▸ Data for analysis

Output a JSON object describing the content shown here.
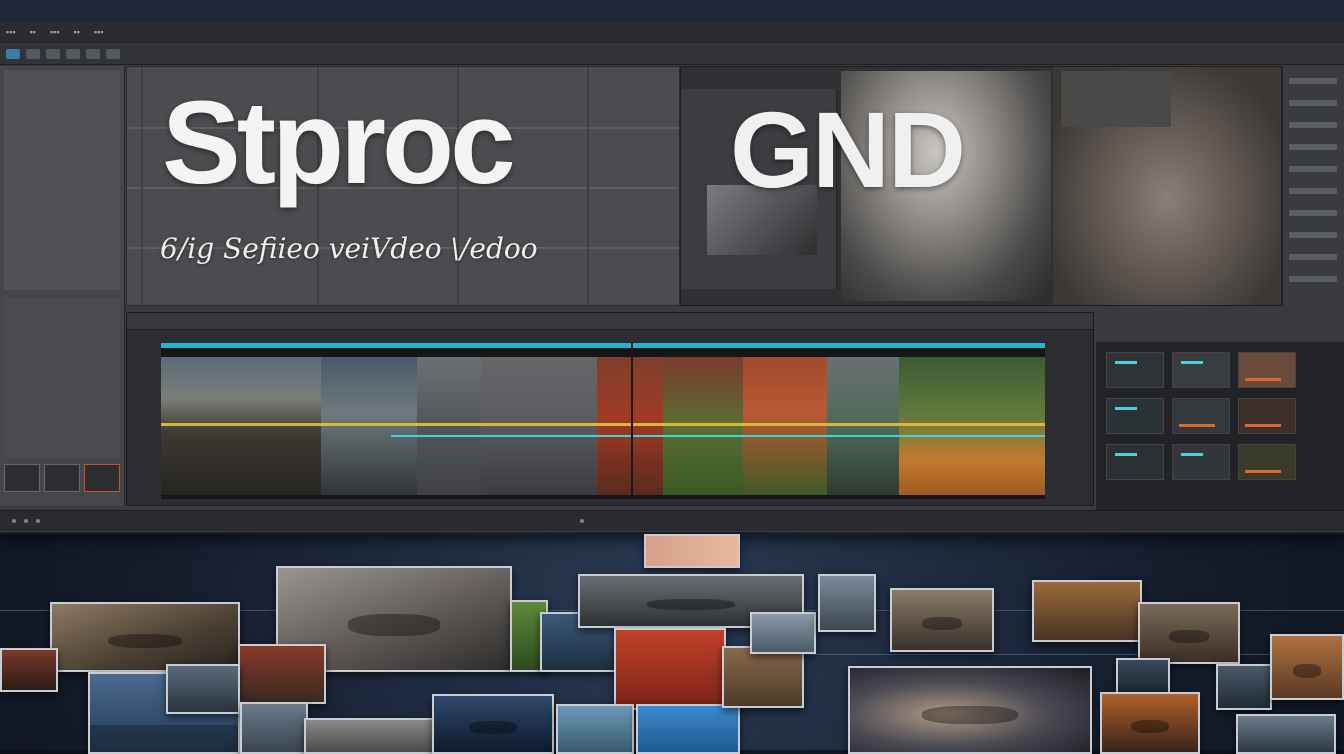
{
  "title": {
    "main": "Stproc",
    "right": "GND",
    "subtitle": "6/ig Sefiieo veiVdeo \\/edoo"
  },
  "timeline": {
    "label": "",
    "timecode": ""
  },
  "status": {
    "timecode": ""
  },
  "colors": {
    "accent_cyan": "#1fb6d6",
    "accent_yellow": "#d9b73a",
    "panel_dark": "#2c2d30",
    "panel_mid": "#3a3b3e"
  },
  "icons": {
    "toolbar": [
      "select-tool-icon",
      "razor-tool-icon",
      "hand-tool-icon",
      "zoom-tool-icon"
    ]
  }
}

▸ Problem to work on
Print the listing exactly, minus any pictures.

▸ Output for this exercise
Output a JSON object describing the content shown here.
{
  "title": {
    "main": "Stproc",
    "right": "GND",
    "subtitle": "6/ig Sefiieo veiVdeo \\/edoo"
  },
  "timeline": {
    "label": "",
    "timecode": ""
  },
  "status": {
    "timecode": ""
  },
  "colors": {
    "accent_cyan": "#1fb6d6",
    "accent_yellow": "#d9b73a",
    "panel_dark": "#2c2d30",
    "panel_mid": "#3a3b3e"
  },
  "icons": {
    "toolbar": [
      "select-tool-icon",
      "razor-tool-icon",
      "hand-tool-icon",
      "zoom-tool-icon"
    ]
  }
}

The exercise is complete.